The nobel prize winner Daniel Kahneman in his book, Thinking, Fast and Slow, questions whether we should trust the opinions of experts when they rely on intuition for their decisions. He refers to a joint research project he undertook with Gary Klein; one he terms an “adversarial collaboration” because Klein started with an opposite viewpoint to his. Klein’s contention was that decision-making is naturalistic and therefore intuition should be the starting point of any decision process. However Kahneman’s work on decision-making showed that people are subject to systematic biases that contradict rational choices and ignore probabilities resulting in flawed decisions.

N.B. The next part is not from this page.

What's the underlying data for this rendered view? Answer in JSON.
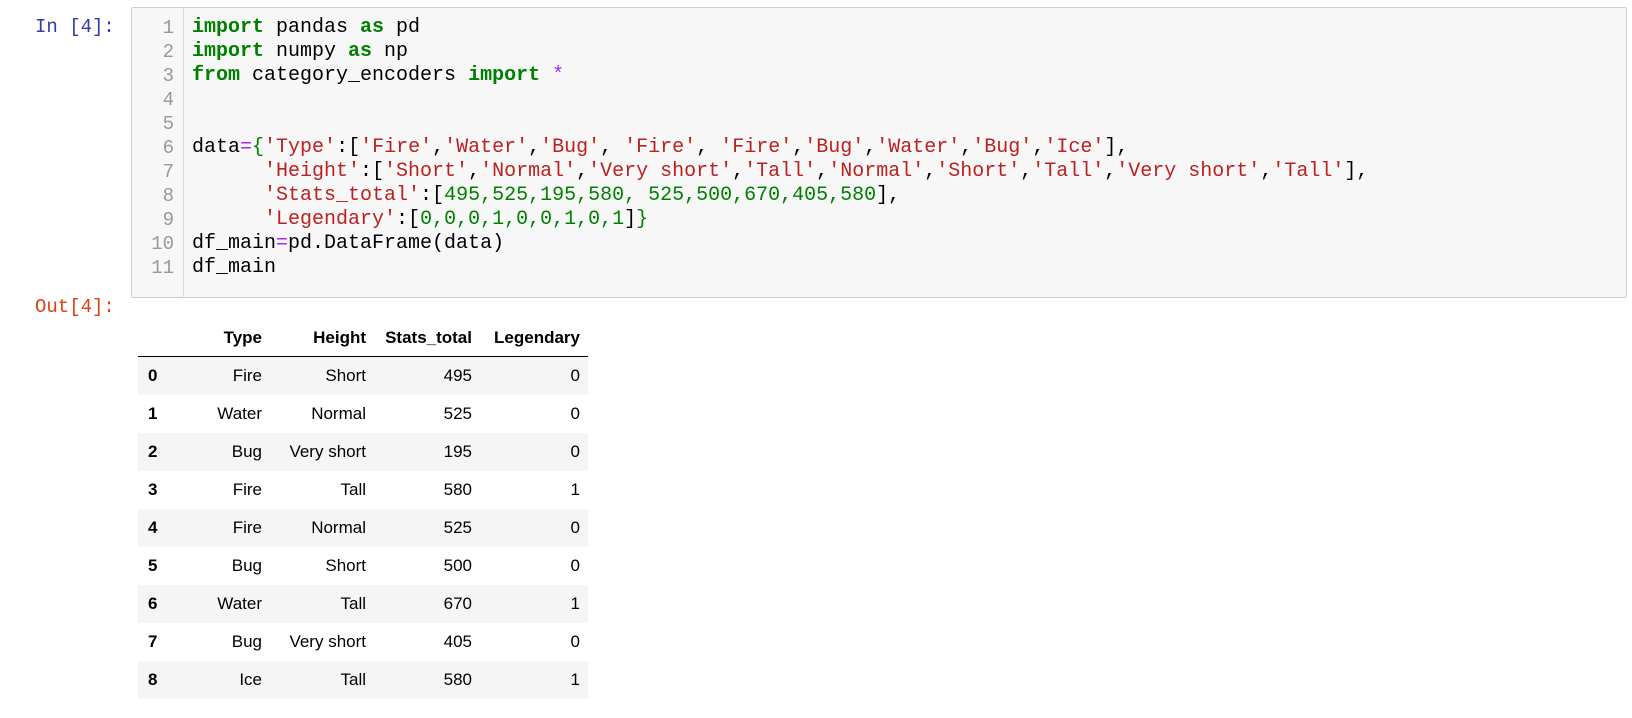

So rather than engage in a tit-for-tat academic battle, they agreed to publish a joint paper.
Part of the difference in opinion was due to the different realms in which each had undertaken their research – Klein studied the decisions of professionals working in somewhat predictable environments while Kahneman’s subjects included stock pickers, political scientists and clinicians.

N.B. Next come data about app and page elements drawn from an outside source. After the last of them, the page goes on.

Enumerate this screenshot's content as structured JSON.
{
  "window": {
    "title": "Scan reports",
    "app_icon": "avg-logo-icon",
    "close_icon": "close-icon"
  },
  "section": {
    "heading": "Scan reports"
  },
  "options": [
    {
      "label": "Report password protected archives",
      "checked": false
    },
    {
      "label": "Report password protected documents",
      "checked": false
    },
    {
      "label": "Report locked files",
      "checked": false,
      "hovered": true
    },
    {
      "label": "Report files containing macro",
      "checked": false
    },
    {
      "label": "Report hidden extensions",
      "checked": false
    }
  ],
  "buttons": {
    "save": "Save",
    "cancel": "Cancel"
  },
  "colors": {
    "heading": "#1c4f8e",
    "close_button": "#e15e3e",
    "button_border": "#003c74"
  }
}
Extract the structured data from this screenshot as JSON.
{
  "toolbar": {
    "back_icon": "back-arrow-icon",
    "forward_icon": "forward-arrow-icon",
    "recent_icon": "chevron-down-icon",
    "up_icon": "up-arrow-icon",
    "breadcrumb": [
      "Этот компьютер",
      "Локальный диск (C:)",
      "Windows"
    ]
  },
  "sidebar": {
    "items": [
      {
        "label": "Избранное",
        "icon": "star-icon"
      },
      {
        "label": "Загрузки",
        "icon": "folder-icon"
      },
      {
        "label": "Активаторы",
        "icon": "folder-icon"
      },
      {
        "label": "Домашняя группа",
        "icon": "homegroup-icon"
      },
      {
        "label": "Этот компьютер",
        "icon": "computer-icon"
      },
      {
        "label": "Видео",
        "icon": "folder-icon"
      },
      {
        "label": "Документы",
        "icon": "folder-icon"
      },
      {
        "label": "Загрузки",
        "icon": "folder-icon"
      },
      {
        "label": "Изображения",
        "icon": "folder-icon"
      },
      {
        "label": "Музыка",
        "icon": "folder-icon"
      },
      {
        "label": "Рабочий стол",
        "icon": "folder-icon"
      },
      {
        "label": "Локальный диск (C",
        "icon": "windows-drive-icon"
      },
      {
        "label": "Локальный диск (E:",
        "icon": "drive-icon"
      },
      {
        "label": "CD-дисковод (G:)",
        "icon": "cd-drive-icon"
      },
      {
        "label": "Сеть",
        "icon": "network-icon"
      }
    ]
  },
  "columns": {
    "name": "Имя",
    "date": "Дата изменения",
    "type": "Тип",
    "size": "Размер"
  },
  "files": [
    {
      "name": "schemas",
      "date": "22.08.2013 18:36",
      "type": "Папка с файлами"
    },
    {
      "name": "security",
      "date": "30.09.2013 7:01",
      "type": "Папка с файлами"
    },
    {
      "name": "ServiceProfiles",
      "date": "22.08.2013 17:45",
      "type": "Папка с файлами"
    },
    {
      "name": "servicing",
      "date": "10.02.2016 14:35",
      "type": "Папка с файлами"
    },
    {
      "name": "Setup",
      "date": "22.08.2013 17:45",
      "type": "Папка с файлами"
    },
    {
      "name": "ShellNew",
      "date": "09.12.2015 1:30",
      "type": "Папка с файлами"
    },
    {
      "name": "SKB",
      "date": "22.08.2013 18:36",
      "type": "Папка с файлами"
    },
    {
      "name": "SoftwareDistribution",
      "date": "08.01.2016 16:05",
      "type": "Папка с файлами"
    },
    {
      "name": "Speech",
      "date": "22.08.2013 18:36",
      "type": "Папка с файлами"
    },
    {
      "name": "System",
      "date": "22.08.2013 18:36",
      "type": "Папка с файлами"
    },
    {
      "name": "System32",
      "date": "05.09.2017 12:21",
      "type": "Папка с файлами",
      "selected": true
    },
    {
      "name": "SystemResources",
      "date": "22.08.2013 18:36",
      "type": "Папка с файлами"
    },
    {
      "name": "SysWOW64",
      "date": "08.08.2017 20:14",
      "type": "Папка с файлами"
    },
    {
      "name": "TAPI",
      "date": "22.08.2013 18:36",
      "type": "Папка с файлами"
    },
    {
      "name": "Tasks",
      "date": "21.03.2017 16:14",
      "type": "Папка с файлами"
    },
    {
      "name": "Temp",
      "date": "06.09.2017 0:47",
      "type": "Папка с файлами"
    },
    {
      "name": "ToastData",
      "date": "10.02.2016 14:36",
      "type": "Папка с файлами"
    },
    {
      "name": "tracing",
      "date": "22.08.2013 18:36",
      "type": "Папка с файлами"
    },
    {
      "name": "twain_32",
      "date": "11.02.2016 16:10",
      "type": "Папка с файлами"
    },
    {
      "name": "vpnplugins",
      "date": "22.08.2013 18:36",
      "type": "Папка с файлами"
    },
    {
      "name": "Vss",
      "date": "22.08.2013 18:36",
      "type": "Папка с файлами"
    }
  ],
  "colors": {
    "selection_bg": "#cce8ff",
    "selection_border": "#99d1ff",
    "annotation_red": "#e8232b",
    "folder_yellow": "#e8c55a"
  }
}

As with many such questions, the conclusion was that it depends on the situation. While they never fully agreed on the answer, Kahneman conceded that intuition can be relied upon but only if certain conditions are present:
Effectively, intuition is drawing on information that is so embedded that the person has instant access to the answer without having to weigh up options. So professions where intuitive decisions could be considered reliable would include anaesthesiology, sailing, chess, athletics and engineering.
Where the conditions cannot be satisfied such as predicting a future stock price or currency exchange rates, or how well a new recruit will perform, intuition should not be trusted. In Kahneman’s opinion, the predictor who credits their intuition is likely to be self-delusional or if correct, lucky.
What are the implications for leaders when required to assess the intuitive decisions of themselves and others? Simply, it means you cannot rely on someone’s level of experience or self-confidence to determine the validity of the decision. You also need to consider the context and if the environment is unpredictable, the decision should be discounted and substituted with a decision based more on statistical evidence.
Reference: Kahneman D., & Klein, G. (2009). Conditions for intuitive expertise: A failure to disagree. American Psychologist, 64, 515-526.